R. v. C.G., 2016 ONCA 316:
 This was an error. The trial judge also erred in using K.I.'s guilty plea to corroborate the evidence of the complainant. Had K.I. been available to be called as a witness – which he was not, as he died before the appellant's trial – his guilty plea would have been relevant to his credibility and to his own involvement in the sexual assault. However, a guilty plea by a co-accused, not called at trial, cannot be used to support the Crown's case.
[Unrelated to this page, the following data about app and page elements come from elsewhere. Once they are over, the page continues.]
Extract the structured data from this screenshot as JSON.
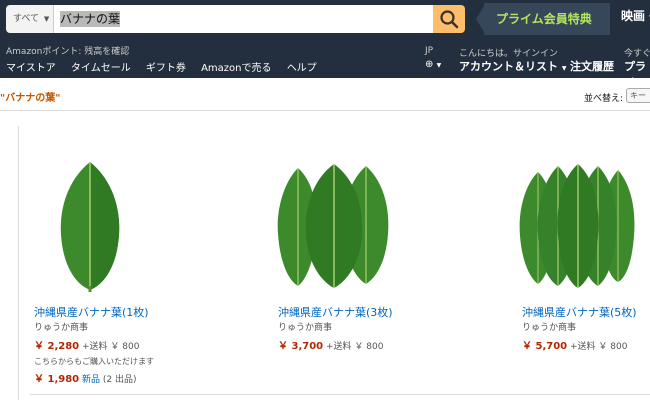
{
  "header": {
    "category": "すべて",
    "search_value": "バナナの葉",
    "prime_banner": "プライム会員特典",
    "movie": "映画・"
  },
  "subnav": {
    "points": "Amazonポイント: 残高を確認",
    "links": [
      "マイストア",
      "タイムセール",
      "ギフト券",
      "Amazonで売る",
      "ヘルプ"
    ],
    "lang": "JP",
    "hello": "こんにちは。サインイン",
    "account": "アカウント＆リスト",
    "orders": "注文履歴",
    "now": "今すぐ",
    "prime": "プライ"
  },
  "results": {
    "query": "\"バナナの葉\"",
    "sort_label": "並べ替え:",
    "sort_value": "キー"
  },
  "products": [
    {
      "title": "沖縄県産バナナ葉(1枚)",
      "brand": "りゅうか商事",
      "price": "￥ 2,280",
      "shipping": "+送料 ￥ 800",
      "leaves": 1
    },
    {
      "title": "沖縄県産バナナ葉(3枚)",
      "brand": "りゅうか商事",
      "price": "￥ 3,700",
      "shipping": "+送料 ￥ 800",
      "leaves": 3
    },
    {
      "title": "沖縄県産バナナ葉(5枚)",
      "brand": "りゅうか商事",
      "price": "￥ 5,700",
      "shipping": "+送料 ￥ 800",
      "leaves": 5
    }
  ],
  "other_offers": {
    "label": "こちらからもご購入いただけます",
    "price": "￥ 1,980",
    "new": "新品",
    "count": "(2 出品)"
  },
  "colors": {
    "header_bg": "#232f3e",
    "search_button": "#febd69",
    "prime_green": "#b5e55a",
    "price_red": "#b12704",
    "link_blue": "#0066c0",
    "leaf_green": "#3f8f2e"
  }
}
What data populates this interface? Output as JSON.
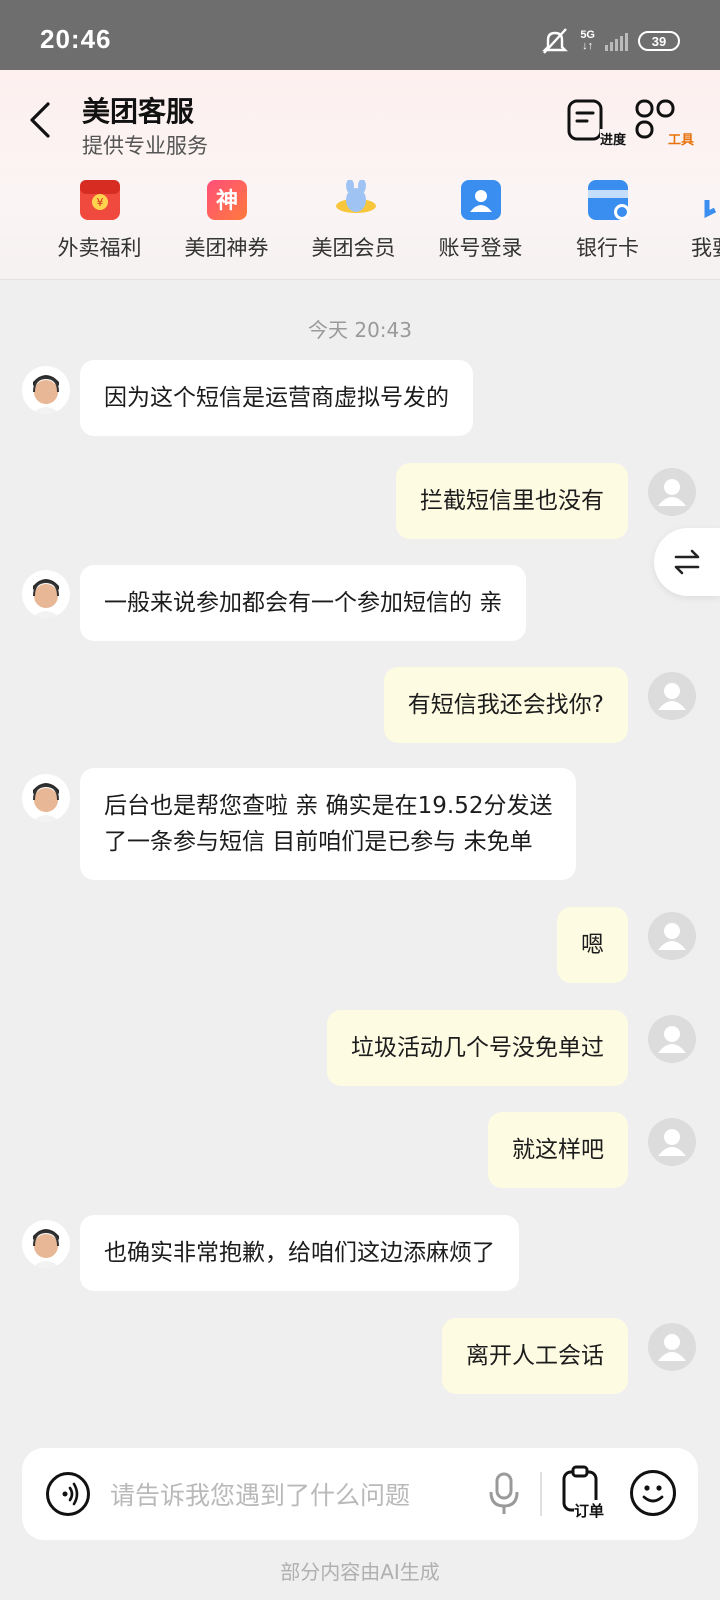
{
  "status_bar": {
    "time": "20:46",
    "network": "5G",
    "battery": "39"
  },
  "header": {
    "title": "美团客服",
    "subtitle": "提供专业服务",
    "progress_label": "进度",
    "tools_label": "工具",
    "quick_items": [
      {
        "label": "外卖福利",
        "icon": "red-packet-icon"
      },
      {
        "label": "美团神券",
        "icon": "shen-coupon-icon"
      },
      {
        "label": "美团会员",
        "icon": "kangaroo-member-icon"
      },
      {
        "label": "账号登录",
        "icon": "account-card-icon"
      },
      {
        "label": "银行卡",
        "icon": "bank-card-icon"
      },
      {
        "label": "我要",
        "icon": "partial-icon"
      }
    ]
  },
  "chat": {
    "timestamp": "今天 20:43",
    "messages": [
      {
        "from": "agent",
        "text": "因为这个短信是运营商虚拟号发的"
      },
      {
        "from": "user",
        "text": "拦截短信里也没有"
      },
      {
        "from": "agent",
        "text": "一般来说参加都会有一个参加短信的 亲"
      },
      {
        "from": "user",
        "text": "有短信我还会找你?"
      },
      {
        "from": "agent",
        "text_line1": "后台也是帮您查啦 亲 确实是在19.52分发送",
        "text_line2": "了一条参与短信 目前咱们是已参与 未免单"
      },
      {
        "from": "user",
        "text": "嗯"
      },
      {
        "from": "user",
        "text": "垃圾活动几个号没免单过"
      },
      {
        "from": "user",
        "text": "就这样吧"
      },
      {
        "from": "agent",
        "text": "也确实非常抱歉，给咱们这边添麻烦了"
      },
      {
        "from": "user",
        "text": "离开人工会话"
      }
    ]
  },
  "input": {
    "placeholder": "请告诉我您遇到了什么问题",
    "order_label": "订单"
  },
  "footer_note": "部分内容由AI生成",
  "colors": {
    "user_bubble": "#fefbe3",
    "agent_bubble": "#ffffff",
    "tool_accent": "#e8710a",
    "background": "#efefef"
  }
}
 For example, in R. v. C. (P.), 2015 ONCA 30, 321 C.C.C. (3d) 49, a young offender was tried separately from four adults on a charge that he had aided and abetted a murder. The four adults pleaded guilty – one to murder, two to manslaughter, and one to aggravated assault. The trial judge instructed the jury that the guilty plea to murder by one of the four adults could be used as evidence against the accused. On appeal, this court held, at paras. 43-46, that the trial judge had erred:
The trial judge explained that the determination that Xiao had committed murder was the logical first step in deciding whether the appellant had aided and abetted Xiao in committing an unlawful act. She told the jury they could use that plea and conviction to conclude that Xiao had committed murder.
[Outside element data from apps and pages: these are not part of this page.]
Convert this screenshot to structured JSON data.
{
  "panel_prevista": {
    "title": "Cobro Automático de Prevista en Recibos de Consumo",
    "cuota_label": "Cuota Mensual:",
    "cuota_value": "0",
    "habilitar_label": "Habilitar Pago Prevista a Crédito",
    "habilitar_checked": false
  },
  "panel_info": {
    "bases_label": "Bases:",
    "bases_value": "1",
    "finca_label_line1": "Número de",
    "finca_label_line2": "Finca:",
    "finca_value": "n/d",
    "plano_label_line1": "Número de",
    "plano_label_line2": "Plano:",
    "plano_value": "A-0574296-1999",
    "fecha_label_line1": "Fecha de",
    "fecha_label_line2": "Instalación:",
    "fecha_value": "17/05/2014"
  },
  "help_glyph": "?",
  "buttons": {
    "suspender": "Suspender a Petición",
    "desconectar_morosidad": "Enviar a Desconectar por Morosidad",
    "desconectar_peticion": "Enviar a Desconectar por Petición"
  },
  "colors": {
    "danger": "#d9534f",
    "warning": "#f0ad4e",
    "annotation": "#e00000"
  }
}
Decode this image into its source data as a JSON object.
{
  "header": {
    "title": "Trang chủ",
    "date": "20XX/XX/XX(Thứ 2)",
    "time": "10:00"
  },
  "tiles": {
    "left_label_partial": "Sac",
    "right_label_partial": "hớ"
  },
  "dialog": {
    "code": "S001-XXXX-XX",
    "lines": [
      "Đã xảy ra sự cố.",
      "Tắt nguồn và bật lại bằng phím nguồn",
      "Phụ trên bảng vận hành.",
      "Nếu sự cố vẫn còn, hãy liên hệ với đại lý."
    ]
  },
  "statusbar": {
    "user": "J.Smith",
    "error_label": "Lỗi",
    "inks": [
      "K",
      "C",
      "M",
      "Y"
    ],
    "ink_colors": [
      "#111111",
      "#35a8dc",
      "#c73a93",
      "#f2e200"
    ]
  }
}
The trial judge erred in law when she told the jury that it could use Xiao's guilty plea and conviction as evidence against the appellant. See R. v. Simpson,  1 S.C.R. 3; R. v. MacGregor (1981), 64 C.C.C. (2d) 353 (Ont. C.A.); R. v. Pentiluk (1974), 21 C.C.C. (2d) 87 (C.A.), at 92.
Xiao's guilty plea was no more than hearsay evidence that Xiao had committed murder, and could not be considered in determining the appellant's guilt. In R. v. MacGregor, Martin J.A. said, at pp. 357-58:
Admittedly, it was an error for the trial judge to fail to instruct the jury that in considering the case against the appellant they should disregard the pleas of guilty of manslaughter by the co-accused and that those pleas were not in any way to be taken into account in considering the case against the appellant.
This statement of the law was adopted by the Supreme Court in R. v. Simpson.
 In the present case, it was an error for the trial judge to rely on K.I.'s guilty plea as support for the complainant's version of events.